QNX Neutrino is designed from the ground up as a network-wide operating system. In some ways, a native QNX Neutrino network feels more like a mainframe computer than a set of individual micros. Users are simply aware of a large set of resources available for use by any application. But unlike a mainframe, BlackBerry PlayBook OS provides a highly responsive environment, since the appropriate amount of computing power can be made available at each node to meet the needs of each user.
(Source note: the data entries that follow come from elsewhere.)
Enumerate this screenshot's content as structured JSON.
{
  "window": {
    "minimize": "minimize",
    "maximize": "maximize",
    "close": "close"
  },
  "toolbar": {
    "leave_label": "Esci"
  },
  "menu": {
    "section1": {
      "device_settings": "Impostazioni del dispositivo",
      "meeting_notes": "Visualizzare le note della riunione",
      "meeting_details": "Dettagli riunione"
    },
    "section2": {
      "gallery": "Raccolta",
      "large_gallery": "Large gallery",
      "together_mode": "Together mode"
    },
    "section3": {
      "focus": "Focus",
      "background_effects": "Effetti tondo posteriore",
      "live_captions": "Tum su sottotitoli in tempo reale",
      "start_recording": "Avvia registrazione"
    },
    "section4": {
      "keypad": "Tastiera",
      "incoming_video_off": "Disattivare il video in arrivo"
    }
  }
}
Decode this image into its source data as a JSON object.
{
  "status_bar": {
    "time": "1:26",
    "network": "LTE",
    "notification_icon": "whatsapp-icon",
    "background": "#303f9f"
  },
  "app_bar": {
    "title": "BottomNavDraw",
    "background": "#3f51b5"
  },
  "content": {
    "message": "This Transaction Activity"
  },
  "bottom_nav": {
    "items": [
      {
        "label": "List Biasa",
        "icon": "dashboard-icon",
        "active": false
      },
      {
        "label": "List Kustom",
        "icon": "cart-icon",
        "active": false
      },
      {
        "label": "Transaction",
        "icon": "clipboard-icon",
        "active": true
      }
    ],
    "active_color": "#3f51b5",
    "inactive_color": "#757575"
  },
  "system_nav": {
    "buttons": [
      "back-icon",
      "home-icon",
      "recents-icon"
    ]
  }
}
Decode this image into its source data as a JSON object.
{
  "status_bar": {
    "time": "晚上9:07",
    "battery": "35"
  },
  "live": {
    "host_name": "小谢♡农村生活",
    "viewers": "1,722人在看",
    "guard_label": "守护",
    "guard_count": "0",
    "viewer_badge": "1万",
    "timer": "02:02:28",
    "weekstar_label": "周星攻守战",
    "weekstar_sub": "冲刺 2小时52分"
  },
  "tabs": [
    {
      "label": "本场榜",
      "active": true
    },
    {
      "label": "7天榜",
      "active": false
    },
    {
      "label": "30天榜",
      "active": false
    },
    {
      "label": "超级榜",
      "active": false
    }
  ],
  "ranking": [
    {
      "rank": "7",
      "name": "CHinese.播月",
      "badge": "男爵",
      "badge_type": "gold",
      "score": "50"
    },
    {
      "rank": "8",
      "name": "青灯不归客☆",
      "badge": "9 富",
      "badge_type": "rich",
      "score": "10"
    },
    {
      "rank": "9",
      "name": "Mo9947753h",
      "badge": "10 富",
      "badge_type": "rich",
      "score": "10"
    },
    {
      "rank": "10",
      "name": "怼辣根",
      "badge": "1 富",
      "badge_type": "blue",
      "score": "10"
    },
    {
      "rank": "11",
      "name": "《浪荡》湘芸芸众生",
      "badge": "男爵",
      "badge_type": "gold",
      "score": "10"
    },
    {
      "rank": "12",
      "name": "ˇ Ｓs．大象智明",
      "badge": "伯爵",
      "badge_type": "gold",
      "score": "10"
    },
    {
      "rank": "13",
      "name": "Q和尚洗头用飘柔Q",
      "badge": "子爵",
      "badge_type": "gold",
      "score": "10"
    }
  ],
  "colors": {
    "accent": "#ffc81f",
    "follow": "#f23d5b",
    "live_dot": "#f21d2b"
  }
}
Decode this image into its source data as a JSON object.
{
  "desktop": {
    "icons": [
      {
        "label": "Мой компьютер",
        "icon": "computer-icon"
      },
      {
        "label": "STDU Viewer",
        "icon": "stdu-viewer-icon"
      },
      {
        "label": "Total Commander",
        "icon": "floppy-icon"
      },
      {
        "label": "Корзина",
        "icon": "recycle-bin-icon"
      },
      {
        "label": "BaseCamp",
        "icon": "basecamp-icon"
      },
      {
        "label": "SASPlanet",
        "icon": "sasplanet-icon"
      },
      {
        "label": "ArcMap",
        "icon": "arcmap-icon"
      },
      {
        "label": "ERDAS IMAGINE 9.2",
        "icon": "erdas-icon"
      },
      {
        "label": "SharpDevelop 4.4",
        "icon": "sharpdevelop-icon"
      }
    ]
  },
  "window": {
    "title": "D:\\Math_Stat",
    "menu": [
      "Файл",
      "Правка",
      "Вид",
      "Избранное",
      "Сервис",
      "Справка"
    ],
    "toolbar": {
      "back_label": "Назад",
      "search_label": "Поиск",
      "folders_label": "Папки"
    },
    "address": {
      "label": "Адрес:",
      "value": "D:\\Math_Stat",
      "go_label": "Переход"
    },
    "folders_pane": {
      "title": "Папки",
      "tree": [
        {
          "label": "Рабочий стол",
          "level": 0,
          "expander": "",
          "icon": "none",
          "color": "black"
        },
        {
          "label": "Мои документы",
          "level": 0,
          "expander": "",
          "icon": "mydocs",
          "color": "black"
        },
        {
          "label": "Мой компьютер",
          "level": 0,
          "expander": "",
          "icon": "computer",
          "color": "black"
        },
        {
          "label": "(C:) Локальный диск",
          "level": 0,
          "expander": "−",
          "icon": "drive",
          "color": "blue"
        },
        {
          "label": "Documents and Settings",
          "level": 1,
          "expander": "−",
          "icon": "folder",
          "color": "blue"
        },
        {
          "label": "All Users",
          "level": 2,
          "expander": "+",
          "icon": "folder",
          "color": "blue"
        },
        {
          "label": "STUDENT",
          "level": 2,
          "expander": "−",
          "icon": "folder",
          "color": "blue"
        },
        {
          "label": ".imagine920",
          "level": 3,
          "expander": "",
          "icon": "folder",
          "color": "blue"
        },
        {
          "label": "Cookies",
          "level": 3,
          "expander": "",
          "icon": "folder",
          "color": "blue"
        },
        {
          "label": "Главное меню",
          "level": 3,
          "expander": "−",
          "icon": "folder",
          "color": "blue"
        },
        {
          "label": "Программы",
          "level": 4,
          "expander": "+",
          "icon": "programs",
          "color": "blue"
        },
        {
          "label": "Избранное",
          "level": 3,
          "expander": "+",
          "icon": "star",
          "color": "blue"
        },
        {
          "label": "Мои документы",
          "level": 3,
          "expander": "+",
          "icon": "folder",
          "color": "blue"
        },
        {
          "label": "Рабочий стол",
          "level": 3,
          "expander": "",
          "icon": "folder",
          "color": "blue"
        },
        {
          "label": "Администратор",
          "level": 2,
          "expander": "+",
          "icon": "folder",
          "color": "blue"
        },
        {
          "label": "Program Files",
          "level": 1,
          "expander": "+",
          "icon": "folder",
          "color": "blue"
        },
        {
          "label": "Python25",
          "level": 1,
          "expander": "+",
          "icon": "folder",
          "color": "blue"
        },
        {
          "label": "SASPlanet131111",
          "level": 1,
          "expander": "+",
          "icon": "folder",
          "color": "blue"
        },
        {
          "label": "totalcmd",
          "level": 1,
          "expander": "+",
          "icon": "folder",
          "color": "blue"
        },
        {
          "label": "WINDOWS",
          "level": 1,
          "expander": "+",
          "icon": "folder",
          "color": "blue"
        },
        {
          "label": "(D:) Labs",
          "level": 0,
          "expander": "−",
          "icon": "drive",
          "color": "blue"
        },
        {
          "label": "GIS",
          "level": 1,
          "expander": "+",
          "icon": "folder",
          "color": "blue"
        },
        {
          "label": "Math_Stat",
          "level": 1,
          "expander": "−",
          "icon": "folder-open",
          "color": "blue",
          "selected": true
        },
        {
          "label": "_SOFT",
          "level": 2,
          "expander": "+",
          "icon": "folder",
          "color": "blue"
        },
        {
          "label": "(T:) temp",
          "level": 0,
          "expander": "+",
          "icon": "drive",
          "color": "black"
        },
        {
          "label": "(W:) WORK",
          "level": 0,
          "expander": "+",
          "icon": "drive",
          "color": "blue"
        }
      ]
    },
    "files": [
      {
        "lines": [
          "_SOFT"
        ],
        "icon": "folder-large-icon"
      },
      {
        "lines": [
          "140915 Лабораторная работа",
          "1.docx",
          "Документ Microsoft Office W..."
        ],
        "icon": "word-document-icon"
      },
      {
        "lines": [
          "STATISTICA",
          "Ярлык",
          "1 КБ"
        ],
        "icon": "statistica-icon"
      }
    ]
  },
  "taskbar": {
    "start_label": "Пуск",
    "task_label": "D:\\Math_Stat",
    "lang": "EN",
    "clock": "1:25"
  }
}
In a mission-critical environment, for example, applications that control realtime I/O devices may require more performance than other, less critical, applications, such as a web browser. The network is responsive enough to support both types of applications at the same time—the OS lets you focus computing power on the devices in your hard realtime system where and when it's needed, without sacrificing concurrent connectivity to the desktop. Moreover, critical aspects of realtime computing, such as priority inheritance, function seamlessly across a QNX Neutrino network, regardless of the physical media employed (switch fabric, serial, etc.).